The task
Would you please copy every line from the records that contains the word "felugrók"?

Information provided
======

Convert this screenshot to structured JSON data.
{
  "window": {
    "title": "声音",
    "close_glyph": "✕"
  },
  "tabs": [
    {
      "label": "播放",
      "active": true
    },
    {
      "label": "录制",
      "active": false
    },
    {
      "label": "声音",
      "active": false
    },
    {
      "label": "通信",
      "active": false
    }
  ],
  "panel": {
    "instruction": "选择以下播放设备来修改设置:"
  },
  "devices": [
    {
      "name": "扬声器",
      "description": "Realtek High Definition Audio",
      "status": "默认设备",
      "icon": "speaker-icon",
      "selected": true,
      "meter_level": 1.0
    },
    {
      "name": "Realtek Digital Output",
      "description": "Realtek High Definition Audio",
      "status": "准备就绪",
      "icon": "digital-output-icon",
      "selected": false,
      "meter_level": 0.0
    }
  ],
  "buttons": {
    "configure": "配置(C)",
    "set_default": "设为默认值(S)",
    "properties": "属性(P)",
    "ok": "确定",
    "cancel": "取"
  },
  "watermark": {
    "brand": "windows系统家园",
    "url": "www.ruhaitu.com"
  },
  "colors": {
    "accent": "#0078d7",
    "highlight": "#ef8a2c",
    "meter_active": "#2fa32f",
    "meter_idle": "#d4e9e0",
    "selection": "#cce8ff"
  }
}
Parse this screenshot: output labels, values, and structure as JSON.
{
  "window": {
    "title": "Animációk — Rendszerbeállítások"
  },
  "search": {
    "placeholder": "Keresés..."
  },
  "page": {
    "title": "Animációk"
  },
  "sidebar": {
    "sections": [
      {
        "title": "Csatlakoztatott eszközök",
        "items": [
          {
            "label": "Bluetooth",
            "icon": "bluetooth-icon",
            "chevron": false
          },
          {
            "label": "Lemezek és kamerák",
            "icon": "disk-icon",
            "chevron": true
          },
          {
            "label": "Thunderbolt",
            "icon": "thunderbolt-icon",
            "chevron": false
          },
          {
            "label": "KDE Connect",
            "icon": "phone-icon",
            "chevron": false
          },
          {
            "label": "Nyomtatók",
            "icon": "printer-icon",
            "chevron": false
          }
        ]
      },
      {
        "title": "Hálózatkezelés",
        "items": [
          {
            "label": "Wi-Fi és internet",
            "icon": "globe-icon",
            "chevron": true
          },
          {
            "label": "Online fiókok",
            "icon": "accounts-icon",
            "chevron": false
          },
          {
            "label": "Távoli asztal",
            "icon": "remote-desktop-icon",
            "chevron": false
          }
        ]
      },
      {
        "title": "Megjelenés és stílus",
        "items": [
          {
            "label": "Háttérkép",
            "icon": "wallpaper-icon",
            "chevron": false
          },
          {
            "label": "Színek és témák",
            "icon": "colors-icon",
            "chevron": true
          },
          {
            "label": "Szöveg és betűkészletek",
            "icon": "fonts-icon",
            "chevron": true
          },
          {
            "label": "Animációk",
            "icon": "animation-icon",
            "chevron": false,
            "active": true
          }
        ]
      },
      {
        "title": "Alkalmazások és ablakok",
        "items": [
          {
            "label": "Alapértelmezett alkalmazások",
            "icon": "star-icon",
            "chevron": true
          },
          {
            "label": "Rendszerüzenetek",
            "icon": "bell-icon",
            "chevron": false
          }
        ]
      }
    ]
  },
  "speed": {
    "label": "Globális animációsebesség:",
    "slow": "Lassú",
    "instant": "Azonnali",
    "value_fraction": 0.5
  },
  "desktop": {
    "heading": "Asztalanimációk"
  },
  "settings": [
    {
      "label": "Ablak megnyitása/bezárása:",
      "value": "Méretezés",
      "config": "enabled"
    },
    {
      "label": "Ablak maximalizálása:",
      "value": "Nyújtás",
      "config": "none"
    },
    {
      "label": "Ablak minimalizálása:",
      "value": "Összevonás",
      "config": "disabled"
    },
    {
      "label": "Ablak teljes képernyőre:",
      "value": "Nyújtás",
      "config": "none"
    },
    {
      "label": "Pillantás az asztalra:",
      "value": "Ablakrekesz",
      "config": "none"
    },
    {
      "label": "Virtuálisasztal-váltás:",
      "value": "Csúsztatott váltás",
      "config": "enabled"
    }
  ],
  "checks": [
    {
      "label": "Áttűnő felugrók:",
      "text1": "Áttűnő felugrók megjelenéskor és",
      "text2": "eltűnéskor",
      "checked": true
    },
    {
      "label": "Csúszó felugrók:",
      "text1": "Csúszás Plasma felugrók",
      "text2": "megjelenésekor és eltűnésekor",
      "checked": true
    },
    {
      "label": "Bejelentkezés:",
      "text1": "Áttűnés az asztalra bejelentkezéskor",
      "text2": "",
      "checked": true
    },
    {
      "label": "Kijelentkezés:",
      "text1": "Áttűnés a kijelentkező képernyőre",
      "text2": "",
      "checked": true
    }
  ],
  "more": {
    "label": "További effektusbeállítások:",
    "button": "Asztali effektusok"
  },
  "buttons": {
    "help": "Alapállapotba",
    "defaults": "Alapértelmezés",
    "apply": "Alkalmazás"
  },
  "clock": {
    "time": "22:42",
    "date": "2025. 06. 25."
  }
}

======

Solution to this exercise
      "label": "Áttűnő felugrók:",
      "text1": "Áttűnő felugrók megjelenéskor és",
      "label": "Csúszó felugrók:",
      "text1": "Csúszás Plasma felugrók",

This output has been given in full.